■ **The problem**: Your job is to set down the listing again exactly as it stands.
(Provided material)
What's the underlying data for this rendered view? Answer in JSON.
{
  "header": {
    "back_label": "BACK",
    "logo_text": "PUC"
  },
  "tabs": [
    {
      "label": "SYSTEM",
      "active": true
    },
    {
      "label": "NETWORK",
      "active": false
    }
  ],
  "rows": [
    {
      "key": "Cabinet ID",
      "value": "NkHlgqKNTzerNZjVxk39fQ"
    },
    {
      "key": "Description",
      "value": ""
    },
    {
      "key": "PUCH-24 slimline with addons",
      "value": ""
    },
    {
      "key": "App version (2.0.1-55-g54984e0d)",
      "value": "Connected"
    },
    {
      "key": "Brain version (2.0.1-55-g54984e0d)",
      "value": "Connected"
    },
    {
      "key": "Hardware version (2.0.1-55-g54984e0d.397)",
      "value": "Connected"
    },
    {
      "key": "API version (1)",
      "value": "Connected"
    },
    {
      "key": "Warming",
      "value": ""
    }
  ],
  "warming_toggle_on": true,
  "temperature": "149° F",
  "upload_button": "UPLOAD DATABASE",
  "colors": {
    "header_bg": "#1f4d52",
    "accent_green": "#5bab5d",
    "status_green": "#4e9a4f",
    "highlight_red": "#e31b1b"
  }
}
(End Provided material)
■ **Written answer**:
What's the underlying data for this rendered view? Answer in JSON.
{
  "header": {
    "back_label": "BACK",
    "logo_text": "PUC"
  },
  "tabs": [
    {
      "label": "SYSTEM",
      "active": true
    },
    {
      "label": "NETWORK",
      "active": false
    }
  ],
  "rows": [
    {
      "key": "Cabinet ID",
      "value": "NkHlgqKNTzerNZjVxk39fQ"
    },
    {
      "key": "Description",
      "value": ""
    },
    {
      "key": "PUCH-24 slimline with addons",
      "value": ""
    },
    {
      "key": "App version (2.0.1-55-g54984e0d)",
      "value": "Connected"
    },
    {
      "key": "Brain version (2.0.1-55-g54984e0d)",
      "value": "Connected"
    },
    {
      "key": "Hardware version (2.0.1-55-g54984e0d.397)",
      "value": "Connected"
    },
    {
      "key": "API version (1)",
      "value": "Connected"
    },
    {
      "key": "Warming",
      "value": ""
    }
  ],
  "warming_toggle_on": true,
  "temperature": "149° F",
  "upload_button": "UPLOAD DATABASE",
  "colors": {
    "header_bg": "#1f4d52",
    "accent_green": "#5bab5d",
    "status_green": "#4e9a4f",
    "highlight_red": "#e31b1b"
  }
}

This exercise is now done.